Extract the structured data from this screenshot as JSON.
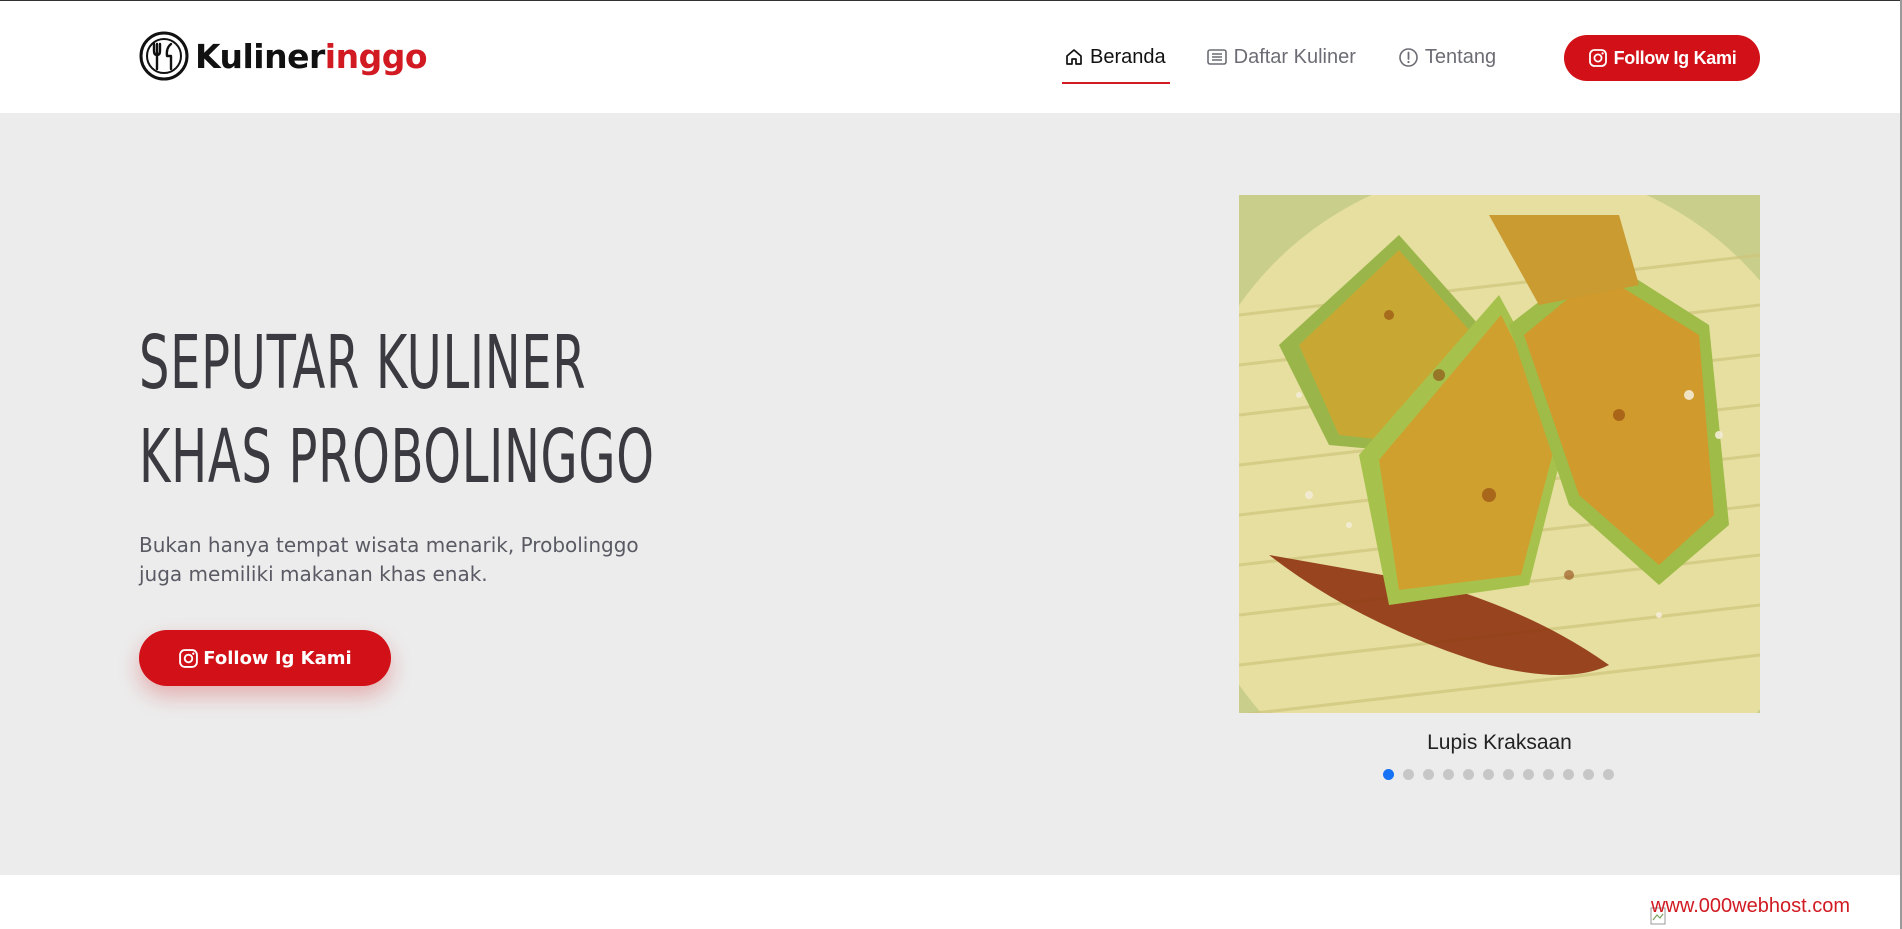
{
  "brand": {
    "name_part1": "Kuliner",
    "name_part2": "inggo",
    "logo_icon": "restaurant-logo-icon"
  },
  "nav": {
    "items": [
      {
        "label": "Beranda",
        "icon": "home-icon",
        "active": true
      },
      {
        "label": "Daftar Kuliner",
        "icon": "list-icon",
        "active": false
      },
      {
        "label": "Tentang",
        "icon": "info-icon",
        "active": false
      }
    ],
    "cta_label": "Follow Ig Kami",
    "cta_icon": "instagram-icon"
  },
  "hero": {
    "title_line1": "SEPUTAR KULINER",
    "title_line2": "KHAS PROBOLINGGO",
    "description": "Bukan hanya tempat wisata menarik, Probolinggo juga memiliki makanan khas enak.",
    "cta_label": "Follow Ig Kami",
    "cta_icon": "instagram-icon"
  },
  "carousel": {
    "caption": "Lupis Kraksaan",
    "slide_count": 12,
    "active_index": 0
  },
  "footer": {
    "host_text": "www.000webhost.com"
  },
  "colors": {
    "accent": "#d11117",
    "hero_bg": "#ececec",
    "dot_active": "#1673f5",
    "dot_inactive": "#c7c7c7"
  }
}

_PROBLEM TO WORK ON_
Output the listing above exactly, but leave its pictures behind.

_OUTPUT BELOW_
Extract the structured data from this screenshot as JSON.
{
  "brand": {
    "name_part1": "Kuliner",
    "name_part2": "inggo",
    "logo_icon": "restaurant-logo-icon"
  },
  "nav": {
    "items": [
      {
        "label": "Beranda",
        "icon": "home-icon",
        "active": true
      },
      {
        "label": "Daftar Kuliner",
        "icon": "list-icon",
        "active": false
      },
      {
        "label": "Tentang",
        "icon": "info-icon",
        "active": false
      }
    ],
    "cta_label": "Follow Ig Kami",
    "cta_icon": "instagram-icon"
  },
  "hero": {
    "title_line1": "SEPUTAR KULINER",
    "title_line2": "KHAS PROBOLINGGO",
    "description": "Bukan hanya tempat wisata menarik, Probolinggo juga memiliki makanan khas enak.",
    "cta_label": "Follow Ig Kami",
    "cta_icon": "instagram-icon"
  },
  "carousel": {
    "caption": "Lupis Kraksaan",
    "slide_count": 12,
    "active_index": 0
  },
  "footer": {
    "host_text": "www.000webhost.com"
  },
  "colors": {
    "accent": "#d11117",
    "hero_bg": "#ececec",
    "dot_active": "#1673f5",
    "dot_inactive": "#c7c7c7"
  }
}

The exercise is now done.